The Losers, Sylvain White's new spy thriller based on a little-known comic book series (and starring Jeffrey Dean Morgan, Zoe Saldana, and The Wire's Idris Elba), opened Friday to mixed reviews. Not a mix of good reviews and bad reviews, mind you, but a slew of reviews that seemed conflicted about enjoying the film at all. For every word of praise, there was a hasty qualifier; for every jeer, a grudging acknowledgment of what the movie does well. In the interest of fairness, The Atlantic Wire presents a rough sliding scale of compliments and insults.

  • 'Gets the Job Done'  The Losers probably gets the best reception from Chicago Sun-Times critic emeritus Roger Ebert, who calls it "a clean, efficient and entertaining thriller" and affirms, "'The Losers' knows what it's doing and how to do it. Sylvain White doesn't have a lot of credits but he knows how to direct and not trip over his own feet."
  • Sort of Refreshing in its Shallowness  The Chicago Tribune's Michael Phillips finds a silver lining in White's all-text-no-subtext approach: "For all its insidious slickness — the deeply saturated, massively bright imagery comes courtesy of cinematographer Scott Kevan — the film is easier to take than, say, 'Kick-Ass' or 'V for Vendetta,' both of which came to the screen saddled with misguided pretentions. No pretentions here."
  • 'Bombastic, Blithely Inchoate'  Salon's Gene Seymour is far from impressed, but can't bring himself to damn the movie entirely. "'The Losers' struggles to sustain an antic wit that flickers on and off throughout like a weak fluorescent bulb," he sighs. His advice? Don't look for deathless filmmaking. Instead, "consider 'The Losers' a heat-seeking missile aimed directly at your frontal lobes with nothing on its makers' minds except total distraction."
  • Best Lede of the Week?  The Boston Globe's Wesley Morris offers a thoughtful analysis of the film's eroticization of violence, but he also serves up an unforgettable metaphor in the review's first paragraph: "'The Losers' is another plastic thingamabob that's been hoisted up by one of those carnival claw machines.
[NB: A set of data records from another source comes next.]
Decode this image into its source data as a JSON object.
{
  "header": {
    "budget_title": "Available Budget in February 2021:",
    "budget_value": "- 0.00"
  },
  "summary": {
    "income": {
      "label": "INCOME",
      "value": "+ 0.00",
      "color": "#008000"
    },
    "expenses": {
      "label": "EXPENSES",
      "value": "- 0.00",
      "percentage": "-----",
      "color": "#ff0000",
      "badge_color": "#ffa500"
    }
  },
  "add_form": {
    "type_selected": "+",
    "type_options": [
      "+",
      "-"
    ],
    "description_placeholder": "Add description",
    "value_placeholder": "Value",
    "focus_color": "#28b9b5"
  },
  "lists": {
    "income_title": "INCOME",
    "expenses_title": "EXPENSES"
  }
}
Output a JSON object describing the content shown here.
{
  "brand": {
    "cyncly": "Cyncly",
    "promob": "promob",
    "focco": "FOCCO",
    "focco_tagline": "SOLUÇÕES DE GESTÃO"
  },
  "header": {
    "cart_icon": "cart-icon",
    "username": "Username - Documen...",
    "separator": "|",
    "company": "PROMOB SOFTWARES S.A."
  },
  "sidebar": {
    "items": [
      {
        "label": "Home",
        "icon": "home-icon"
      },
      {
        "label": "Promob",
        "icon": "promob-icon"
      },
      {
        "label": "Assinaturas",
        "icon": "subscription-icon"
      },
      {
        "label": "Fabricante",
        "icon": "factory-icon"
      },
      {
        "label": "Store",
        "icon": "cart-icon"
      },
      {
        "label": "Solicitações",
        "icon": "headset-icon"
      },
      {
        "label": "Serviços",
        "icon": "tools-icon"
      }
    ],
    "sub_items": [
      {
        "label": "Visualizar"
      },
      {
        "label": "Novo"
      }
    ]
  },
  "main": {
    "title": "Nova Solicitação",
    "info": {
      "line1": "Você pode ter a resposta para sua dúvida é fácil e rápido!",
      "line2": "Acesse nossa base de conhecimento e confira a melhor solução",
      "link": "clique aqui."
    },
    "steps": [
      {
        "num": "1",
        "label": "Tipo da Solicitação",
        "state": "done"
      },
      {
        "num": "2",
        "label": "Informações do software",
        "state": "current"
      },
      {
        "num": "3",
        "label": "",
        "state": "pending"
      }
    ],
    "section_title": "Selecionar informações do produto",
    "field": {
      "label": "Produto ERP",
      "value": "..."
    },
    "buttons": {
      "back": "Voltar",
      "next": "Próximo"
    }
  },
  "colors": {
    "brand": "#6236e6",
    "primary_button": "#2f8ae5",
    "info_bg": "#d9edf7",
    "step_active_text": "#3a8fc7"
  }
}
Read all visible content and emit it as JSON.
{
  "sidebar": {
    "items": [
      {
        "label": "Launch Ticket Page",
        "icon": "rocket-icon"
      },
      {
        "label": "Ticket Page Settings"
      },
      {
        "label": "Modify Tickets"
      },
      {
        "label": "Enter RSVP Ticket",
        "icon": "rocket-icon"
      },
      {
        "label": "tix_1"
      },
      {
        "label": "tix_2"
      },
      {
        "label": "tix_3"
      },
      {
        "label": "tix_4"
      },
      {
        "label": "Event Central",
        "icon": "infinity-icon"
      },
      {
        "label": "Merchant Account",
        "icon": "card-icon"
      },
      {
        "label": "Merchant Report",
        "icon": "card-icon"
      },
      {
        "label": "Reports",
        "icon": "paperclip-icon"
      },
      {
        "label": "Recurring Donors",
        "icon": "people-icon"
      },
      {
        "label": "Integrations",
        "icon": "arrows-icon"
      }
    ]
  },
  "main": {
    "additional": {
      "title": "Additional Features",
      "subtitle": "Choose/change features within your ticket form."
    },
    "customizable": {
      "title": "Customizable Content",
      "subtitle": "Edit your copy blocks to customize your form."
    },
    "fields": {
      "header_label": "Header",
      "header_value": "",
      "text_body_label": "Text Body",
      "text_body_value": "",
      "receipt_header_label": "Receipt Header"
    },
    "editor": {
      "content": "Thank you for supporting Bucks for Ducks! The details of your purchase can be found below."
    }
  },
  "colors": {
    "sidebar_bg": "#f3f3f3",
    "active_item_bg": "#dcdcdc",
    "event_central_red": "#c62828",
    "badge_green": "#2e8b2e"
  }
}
The amusement it provides is cheap, disposable, and hardly worth the number of quarters you fed into the slot in a frenzy not to go home empty-handed."
  • 'Douchebags, And Our Ostensible Heroes'  The A.V. Club's Scott Tobias doesn't suffer fools gladly. "There’s nothing wrong with style for its own sake, but The Losers works so strenuously to be cool at every moment that it can only be anything but," he writes. "Pitched to adolescent boys—who are free to enjoy the sanitized violence and sadism under a PG-13 rating—the film takes the form of an extended trailer that never stops selling itself. What’s being sold is anyone’s guess."